Task instructions >>
What is the number of lines in the data that contain "Never"? Respond with nothing else.

- - - -

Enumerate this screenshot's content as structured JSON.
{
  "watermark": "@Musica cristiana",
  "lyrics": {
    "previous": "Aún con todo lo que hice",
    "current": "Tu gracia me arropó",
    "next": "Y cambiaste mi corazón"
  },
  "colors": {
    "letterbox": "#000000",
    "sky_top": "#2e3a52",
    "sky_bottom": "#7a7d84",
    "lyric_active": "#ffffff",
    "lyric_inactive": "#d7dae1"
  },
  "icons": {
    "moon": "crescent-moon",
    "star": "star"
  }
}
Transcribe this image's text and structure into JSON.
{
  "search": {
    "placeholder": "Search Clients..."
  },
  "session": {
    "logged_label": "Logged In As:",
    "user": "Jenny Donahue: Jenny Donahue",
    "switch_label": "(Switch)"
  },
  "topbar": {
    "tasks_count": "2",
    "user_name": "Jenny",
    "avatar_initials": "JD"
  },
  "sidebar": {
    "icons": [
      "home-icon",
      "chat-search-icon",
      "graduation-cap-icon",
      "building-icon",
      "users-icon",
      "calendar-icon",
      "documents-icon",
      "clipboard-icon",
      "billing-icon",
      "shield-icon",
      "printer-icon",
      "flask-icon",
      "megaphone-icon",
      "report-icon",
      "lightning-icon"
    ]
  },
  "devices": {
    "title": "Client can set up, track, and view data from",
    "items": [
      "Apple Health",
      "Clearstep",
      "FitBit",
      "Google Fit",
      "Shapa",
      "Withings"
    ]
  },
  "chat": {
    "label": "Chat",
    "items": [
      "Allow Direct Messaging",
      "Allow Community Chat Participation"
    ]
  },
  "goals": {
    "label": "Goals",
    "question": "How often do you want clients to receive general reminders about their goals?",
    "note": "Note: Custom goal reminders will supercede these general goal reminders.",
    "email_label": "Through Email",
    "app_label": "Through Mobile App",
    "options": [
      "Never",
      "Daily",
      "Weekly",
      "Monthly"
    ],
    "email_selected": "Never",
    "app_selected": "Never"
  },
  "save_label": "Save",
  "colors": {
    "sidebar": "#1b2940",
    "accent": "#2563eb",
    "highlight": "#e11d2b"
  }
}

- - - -

Response to the task >>
3